Do banks lose more money to robbery or to stolen pens?
While making a deposit at the bank the other day and realizing I didn’t have a pen in my pocket, I thought about stealing the pen on the deposit counter. This kind of little theft happens all the time, and we all do it. It’s like doing 51 in a 45 mph zone — we don’t really consider it wrong. So I thought, how much do banks spend in a year in replacing all the pens that all of us miscreants blithely walk away with? Is it more than banks lose to robberies?
Because banks don’t publish their annual pen budget, I have to run this backwards and see where the two amounts meet. I’ve done the research, so let’s do some math. Here are my results.
- Number of bank branches in US (2010): 98,515. [Source]
- Cost of a single pen (current): approx. $0.25 [Source]
- Lost amount of cash and travelers checks, minus the amount recovered in the US (2010): $34,823,034 [Source]
So what I’m really asking here is: ($0.25 cost of a pen) x (?? number of pens) = $34,823,034 amount stolen.
So, we would need to steal 139,292,136 pens a year to equal the amount that banks lose to robberies. Divide that number by the number of bank branches and the minimum number of days a bank is open every year (365 — weekends and bank holidays = 250) and you get an easily digestible answer. If every bank branch in America loses 5.7 pens per day to theft, then banks spend more on pens than they lose from robberies.

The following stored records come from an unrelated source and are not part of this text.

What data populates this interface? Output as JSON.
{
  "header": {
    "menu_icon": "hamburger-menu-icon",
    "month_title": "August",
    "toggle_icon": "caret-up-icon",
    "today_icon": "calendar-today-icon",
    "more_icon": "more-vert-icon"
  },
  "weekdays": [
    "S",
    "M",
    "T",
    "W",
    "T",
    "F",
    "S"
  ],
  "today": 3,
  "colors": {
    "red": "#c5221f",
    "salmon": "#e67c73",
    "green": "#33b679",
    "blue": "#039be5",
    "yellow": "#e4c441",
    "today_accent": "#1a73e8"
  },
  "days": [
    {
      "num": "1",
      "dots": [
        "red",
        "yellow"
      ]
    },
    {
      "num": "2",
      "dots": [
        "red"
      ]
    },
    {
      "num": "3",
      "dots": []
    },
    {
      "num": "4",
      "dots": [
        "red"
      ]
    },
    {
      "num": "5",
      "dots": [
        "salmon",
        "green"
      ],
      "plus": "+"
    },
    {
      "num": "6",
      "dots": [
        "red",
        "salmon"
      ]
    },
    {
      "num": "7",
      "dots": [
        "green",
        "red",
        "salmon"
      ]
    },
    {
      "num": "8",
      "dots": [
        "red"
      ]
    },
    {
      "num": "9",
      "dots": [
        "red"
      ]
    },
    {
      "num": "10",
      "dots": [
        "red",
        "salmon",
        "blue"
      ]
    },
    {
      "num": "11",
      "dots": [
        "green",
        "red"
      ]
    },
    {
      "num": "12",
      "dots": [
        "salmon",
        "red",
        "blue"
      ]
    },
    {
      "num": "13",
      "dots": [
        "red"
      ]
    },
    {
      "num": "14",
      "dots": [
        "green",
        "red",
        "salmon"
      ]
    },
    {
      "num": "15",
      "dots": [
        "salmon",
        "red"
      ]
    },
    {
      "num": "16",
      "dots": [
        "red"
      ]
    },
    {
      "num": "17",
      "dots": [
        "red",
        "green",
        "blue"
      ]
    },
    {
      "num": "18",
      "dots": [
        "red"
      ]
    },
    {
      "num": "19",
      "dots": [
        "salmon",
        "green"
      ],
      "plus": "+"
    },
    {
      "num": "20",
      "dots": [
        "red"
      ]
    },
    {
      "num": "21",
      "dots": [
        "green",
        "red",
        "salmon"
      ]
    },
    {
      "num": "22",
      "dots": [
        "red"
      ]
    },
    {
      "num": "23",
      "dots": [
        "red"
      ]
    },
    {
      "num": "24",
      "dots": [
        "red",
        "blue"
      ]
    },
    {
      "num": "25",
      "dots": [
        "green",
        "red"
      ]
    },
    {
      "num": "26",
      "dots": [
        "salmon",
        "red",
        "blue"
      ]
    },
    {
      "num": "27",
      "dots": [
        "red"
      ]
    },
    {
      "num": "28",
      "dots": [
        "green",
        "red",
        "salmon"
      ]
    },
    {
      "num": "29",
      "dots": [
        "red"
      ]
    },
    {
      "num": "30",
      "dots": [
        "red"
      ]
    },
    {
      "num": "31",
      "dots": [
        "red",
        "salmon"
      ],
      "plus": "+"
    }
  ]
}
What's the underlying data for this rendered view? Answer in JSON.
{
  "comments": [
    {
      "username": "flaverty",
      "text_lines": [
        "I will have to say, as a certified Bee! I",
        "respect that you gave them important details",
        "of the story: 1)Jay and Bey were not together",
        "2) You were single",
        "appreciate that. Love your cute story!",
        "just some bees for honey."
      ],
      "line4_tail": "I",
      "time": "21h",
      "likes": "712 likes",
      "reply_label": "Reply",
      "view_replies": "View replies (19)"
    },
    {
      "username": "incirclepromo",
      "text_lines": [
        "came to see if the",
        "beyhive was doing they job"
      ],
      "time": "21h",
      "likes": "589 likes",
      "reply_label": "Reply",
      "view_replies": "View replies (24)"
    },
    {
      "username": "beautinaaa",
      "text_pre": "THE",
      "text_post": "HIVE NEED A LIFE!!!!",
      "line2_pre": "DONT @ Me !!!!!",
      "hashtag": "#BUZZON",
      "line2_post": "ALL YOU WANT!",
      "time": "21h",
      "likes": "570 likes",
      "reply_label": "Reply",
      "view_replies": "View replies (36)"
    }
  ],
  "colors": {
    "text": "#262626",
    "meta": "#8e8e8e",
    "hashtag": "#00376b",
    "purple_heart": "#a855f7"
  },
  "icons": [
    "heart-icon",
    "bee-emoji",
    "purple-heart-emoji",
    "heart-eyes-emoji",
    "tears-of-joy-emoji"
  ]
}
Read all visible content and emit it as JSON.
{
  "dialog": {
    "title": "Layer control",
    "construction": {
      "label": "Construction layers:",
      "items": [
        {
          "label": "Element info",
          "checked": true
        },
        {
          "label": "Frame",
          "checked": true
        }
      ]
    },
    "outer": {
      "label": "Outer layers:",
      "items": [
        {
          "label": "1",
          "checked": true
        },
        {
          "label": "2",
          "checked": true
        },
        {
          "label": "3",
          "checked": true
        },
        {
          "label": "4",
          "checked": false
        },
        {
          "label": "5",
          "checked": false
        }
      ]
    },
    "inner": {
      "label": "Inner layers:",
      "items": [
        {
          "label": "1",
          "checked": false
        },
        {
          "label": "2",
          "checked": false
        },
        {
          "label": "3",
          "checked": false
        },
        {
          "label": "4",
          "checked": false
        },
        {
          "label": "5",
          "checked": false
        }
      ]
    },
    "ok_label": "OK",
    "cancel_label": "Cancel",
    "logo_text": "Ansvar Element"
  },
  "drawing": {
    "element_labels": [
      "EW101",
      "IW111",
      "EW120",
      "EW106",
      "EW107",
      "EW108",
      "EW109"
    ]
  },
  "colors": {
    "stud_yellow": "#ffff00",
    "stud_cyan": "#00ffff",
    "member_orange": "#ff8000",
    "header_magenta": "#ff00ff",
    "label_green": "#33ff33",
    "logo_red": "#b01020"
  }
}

Ta-da! To answer these kinds of questions I was inspired by the book Freakonomics, which I only recently read. Asking novel questions is fun. Thankfully, the internet has made these kinds of knowledge journeys much easier. Imagine trying to do this 15 years ago…